The trail out to the Sand Cave site is also a good accessible choice. The trailhead is located between the east park entrance and Park Ridge Road, but it’s very easy to miss. There’s no accessible parking in the paved lot, but there is curb-cut access up to the trail. The .1-mile boardwalk winds through the forest, and because of the railless-design you’ll get some nice wildlife views. The trail terminates at an overlook, which has a view of the Sand Cave rescue site; where Floyd Collins was trapped and ultimately died in 1925. In spite of Floyd’s unfortunate fate, it’s actually a pleasant little stroll.
Smallin Civil War Cave

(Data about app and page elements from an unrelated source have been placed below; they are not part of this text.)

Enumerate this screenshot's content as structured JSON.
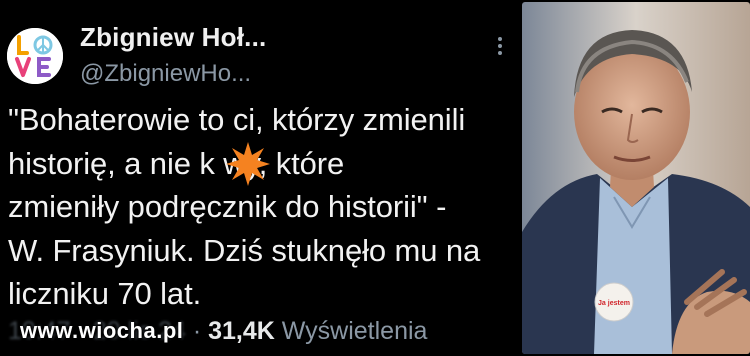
{
  "user": {
    "display_name": "Zbigniew Hoł...",
    "handle": "@ZbigniewHo...",
    "avatar_text": "LOVE"
  },
  "tweet": {
    "text": "\"Bohaterowie to ci, którzy zmienili\nhistorię, a nie k   wy, które\nzmieniły podręcznik do historii\" -\nW. Frasyniuk. Dziś stuknęło mu na\nliczniku 70 lat."
  },
  "meta": {
    "time_blurred": "10:47 · 20 lis 24",
    "separator": " · ",
    "views_count": "31,4K",
    "views_label": " Wyświetlenia"
  },
  "watermark": "www.wiocha.pl",
  "photo": {
    "badge_text": "Ja jestem"
  },
  "colors": {
    "background": "#000000",
    "text": "#e7e9ea",
    "secondary": "#8b98a5",
    "censor_star": "#f58220"
  },
  "icons": {
    "more": "more-vertical-icon",
    "censor": "star-burst-icon"
  }
}
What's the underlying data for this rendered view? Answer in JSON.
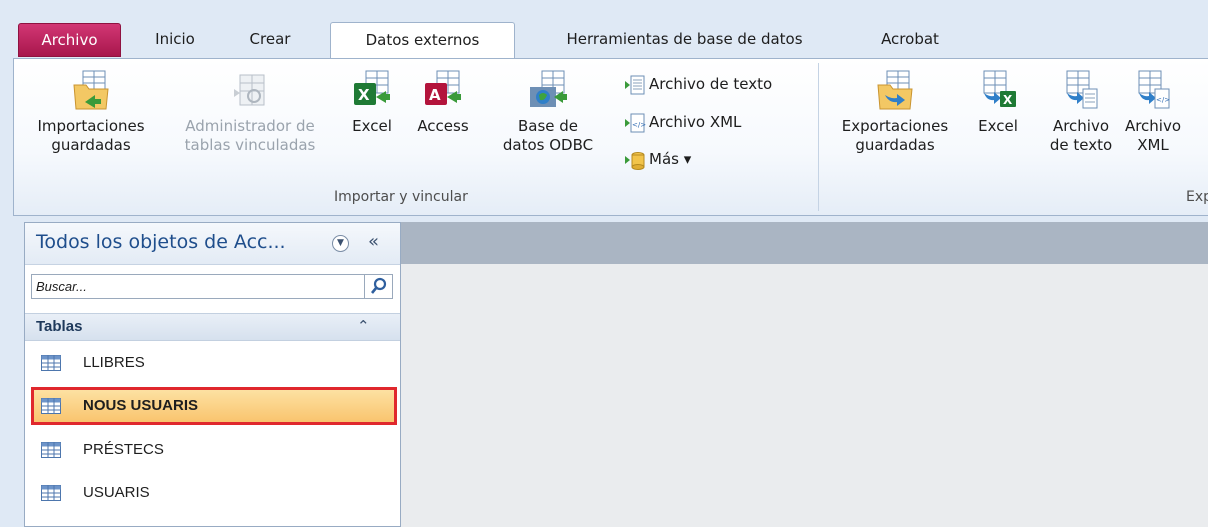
{
  "tabs": [
    {
      "label": "Archivo"
    },
    {
      "label": "Inicio"
    },
    {
      "label": "Crear"
    },
    {
      "label": "Datos externos"
    },
    {
      "label": "Herramientas de base de datos"
    },
    {
      "label": "Acrobat"
    }
  ],
  "ribbon": {
    "import_group": {
      "label": "Importar y vincular",
      "saved_imports": [
        "Importaciones",
        "guardadas"
      ],
      "linked_table_manager": [
        "Administrador de",
        "tablas vinculadas"
      ],
      "excel": "Excel",
      "access": "Access",
      "odbc": [
        "Base de",
        "datos ODBC"
      ],
      "text_file": "Archivo de texto",
      "xml_file": "Archivo XML",
      "more": "Más ▾"
    },
    "export_group": {
      "label": "Exp",
      "saved_exports": [
        "Exportaciones",
        "guardadas"
      ],
      "excel": "Excel",
      "text_file": [
        "Archivo",
        "de texto"
      ],
      "xml_file": [
        "Archivo",
        "XML"
      ]
    }
  },
  "nav": {
    "title": "Todos los objetos de Acc...",
    "collapse_glyph": "«",
    "search_placeholder": "Buscar...",
    "section": "Tablas",
    "items": [
      {
        "label": "LLIBRES"
      },
      {
        "label": "NOUS USUARIS",
        "selected": true
      },
      {
        "label": "PRÉSTECS"
      },
      {
        "label": "USUARIS"
      }
    ]
  },
  "colors": {
    "file_tab": "#b8205a",
    "selection_border": "#e0282d",
    "selection_fill": "#f9c46e"
  }
}
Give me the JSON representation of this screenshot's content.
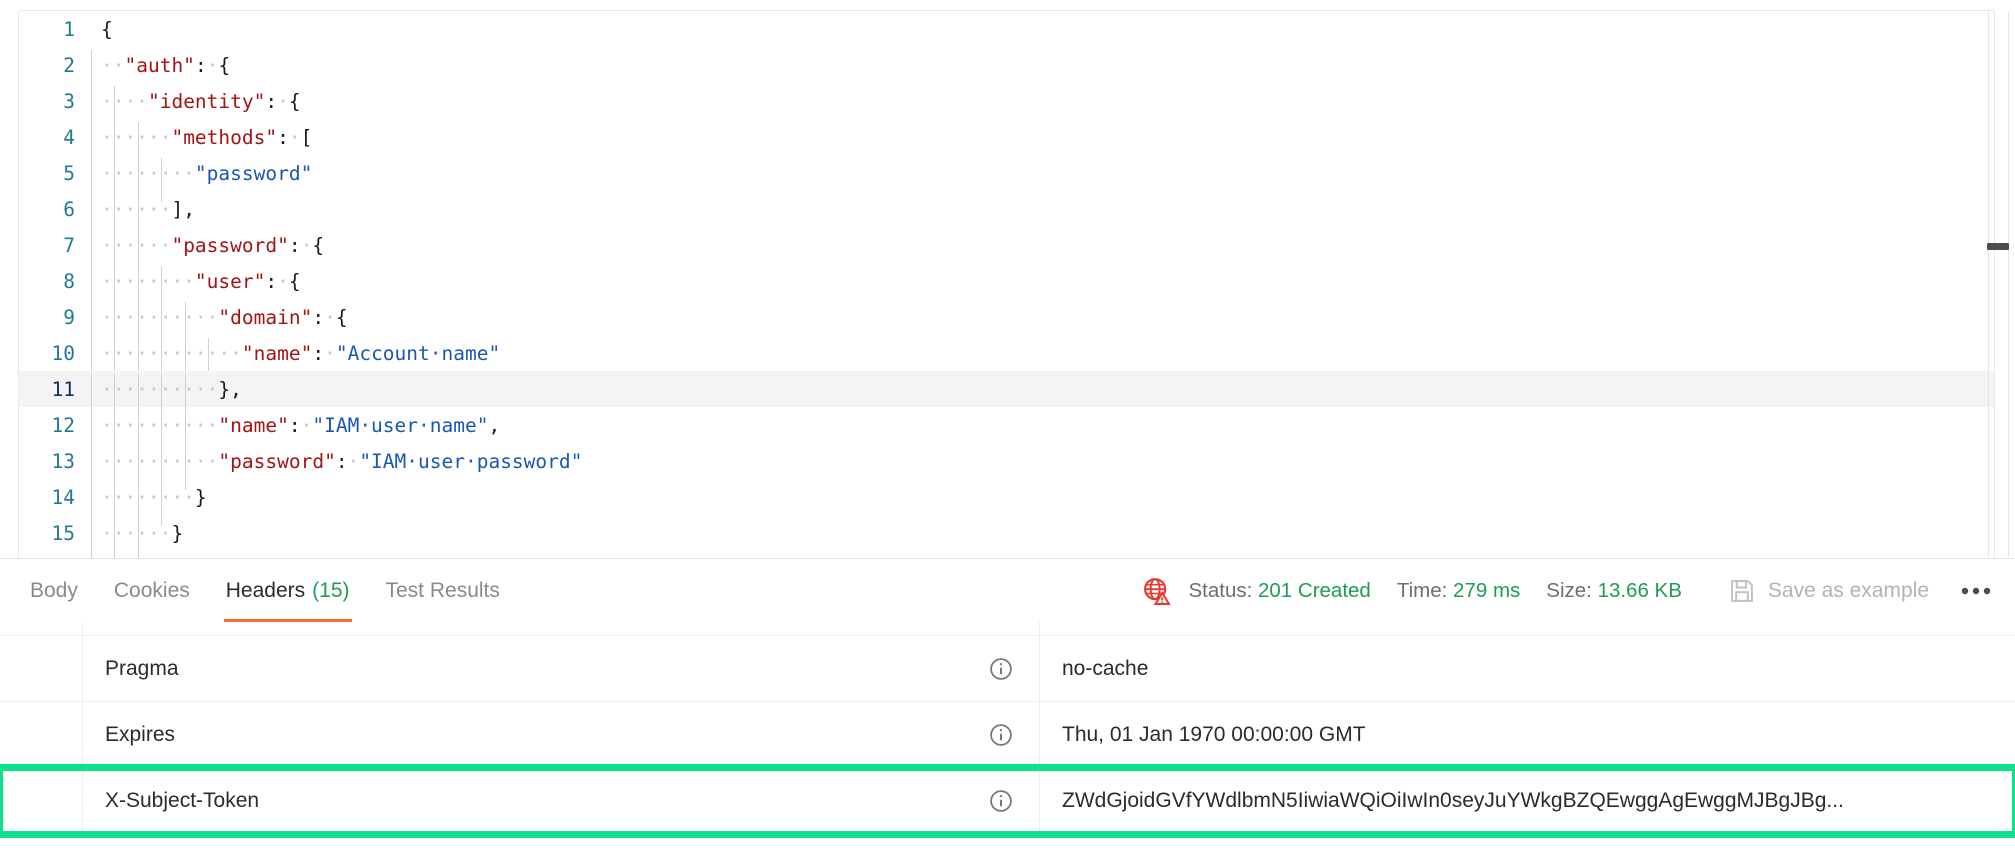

Last but not least, don’t miss Smallin Civil War Cave (417-551-4545, www.smallincave.com) when you’re near Springfield, Missouri, as Kevin and Wanetta Bright will warmly welcome you to this historic — but accessible — cave.
There’s accessible parking near the office, with a barrier-free pathway to the front door. From there, it’s just a short walk to the cave, down the back ramp and over a wide gravel pathway.
Once home to a group of Osage Indians, the cave also served as shelter for traveling soldiers and reportedly housed a Union spy during the Civil War. Today history-buff Kevin leads visitors on an informative one-hour cave tour, which begins at the natural entrance. There is level access to the cave, and the half-mile cement walkway makes it accessible to everyone. It should be noted that there are a few patches of the trail that have a slight incline, so some manual wheelchair-users may require a bit of assistance in those areas.
Geologically the cave is quite diverse, as you’ll see tufa, soda straws and a variety of fossils (including a shark tooth) on the ceiling; but by far the highlight is Kevin’s’ historical interpretation of the cave. Tours are held every 30 minutes in the summer, but as Kevin notes, “they can be weather dependent.”
If you’re looking for a fun place to eat after your cave tour, then head on down the road to Lambert’s Cafe (417-581-7655, www.throwedrolls.com), home of the “throwed rolls”. There’s plenty of accessible parking out front, with level access to the entrance, and a wheelchair available for loan at the front desk. They serve up everything from steak and ribs to ham, chicken, shrimp and catfish, with the sides all served family style. Then there are the rolls, which are thrown to diners. And according to Wanetta, “It’s a honor to be hit with a roll at Lambert’s.” It’s a very homey place to eat, but don’t forget to bring some cash, as Lambert’s doesn’t accept credit cards.